Setting Up The Meraki Dashboard for Two Factor Authentication
My next step was to have a go at setting up two factor authentication myself, to see just what is involved. Unless the process is relatively easy to execute, it may end up being more trouble than it's worth to configure.
As I'd already read about the requirement for Google Authenticator, I went along to the Google Play store and downloaded the app to my Android smartphone.
Next, I logged in to my Meraki dashboard and tried to set up two factor authentication for my organization. It initially refused, as I had to enable the two factor authentication for my own account first (which makes sense as I am the admin for the organisation). I went in to my profile and enabled two factor authentication. I was presented with the following screen:
As I already had the Google Authenticator app installed on my (Android) phone, I simply used the app to capture the second QR code shown on the screen-shot above (which has been replaced by a fake one in addition to being blurred out).
Once the QR code had been scanned, the Google Authenticator app showed me a 6 digit code which I typed in to the verification code field on the screen-shot shown above. It was accepted first time and that was it! Here is the Google Authenticator screen-shot taken from my (Android) phone:
The only drawback to using a two-factor system like this is the inconvenience if you are unfortunate enough to lose your token generator (i.e. your phone with Google Authenticator on). You obviously cannot generate your one time passwords to login! So, I checked out the Apple App Store and downloaded the same app for my iPad (well, it's an iPhone app, but worked fine on the iPad). So, if I should lose my phone, I can use my iPad to generate my OTP as an alternative.

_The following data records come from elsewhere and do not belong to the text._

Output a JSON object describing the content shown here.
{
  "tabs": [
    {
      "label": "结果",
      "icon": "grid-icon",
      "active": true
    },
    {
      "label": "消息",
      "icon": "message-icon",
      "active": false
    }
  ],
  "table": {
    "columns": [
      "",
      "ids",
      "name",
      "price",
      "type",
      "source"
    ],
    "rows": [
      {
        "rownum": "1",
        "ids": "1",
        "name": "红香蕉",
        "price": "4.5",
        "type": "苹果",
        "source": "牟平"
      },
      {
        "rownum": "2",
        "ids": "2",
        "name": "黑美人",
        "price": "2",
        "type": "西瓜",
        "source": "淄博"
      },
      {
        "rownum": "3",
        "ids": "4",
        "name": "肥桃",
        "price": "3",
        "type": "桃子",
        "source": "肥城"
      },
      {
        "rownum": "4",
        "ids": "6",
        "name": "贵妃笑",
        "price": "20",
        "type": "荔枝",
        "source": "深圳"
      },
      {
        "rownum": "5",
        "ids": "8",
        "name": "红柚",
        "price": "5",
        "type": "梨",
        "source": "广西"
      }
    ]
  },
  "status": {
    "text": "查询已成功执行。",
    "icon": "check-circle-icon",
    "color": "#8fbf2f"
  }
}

I registered it using the same QR scanning technique via the Meraki dashboard and had my iPad registered in just a few moments. Here is a screen-dump of the iPhone app:
It's actually pretty cool to have both of the devices next to each other and see them generating the same OTP every 30 seconds. As they are time sync'ed and have been registered with the same authenticator source, they will always generate the same OTP.
Next time I logged in to my Meraki dashboard, I used my regular username and password, but in addition, I was prompted to enter the 6 digit OTP shown on my phone app:
I entered the code and was allowed access to my regular dashboard. The two factor authentication worked perfectly.
Just to prove the whole standards-based theory, I also installed another (non-Google) OTP app called "HDE OTP" (which is again free) on my iPad. Once I had done the whole QR code sync process again with that app, I could also use it to log in to the Meraki dashboard!
Meraki look they have done a really nice job of implementing two factor authentication for administrative access to their cloud management service. By using a standardized approach, they provide a very flexible, but secure approach.
My only preference to improve this would be for their dashboard to use two factor authentication as the default authentication method. Perhaps after an initial 5 logins using just a username/password login, users could be nagged by the interface to set up an OTP access method. If they definitely do not wish to use it, perhaps they could explicitly opt-out of the OTP approach by setting a check-box to disable OTP and have to check an acceptance check-box to state that they understand the significant security risks of not doing so.
All in all though, I have to say: "Nice job!".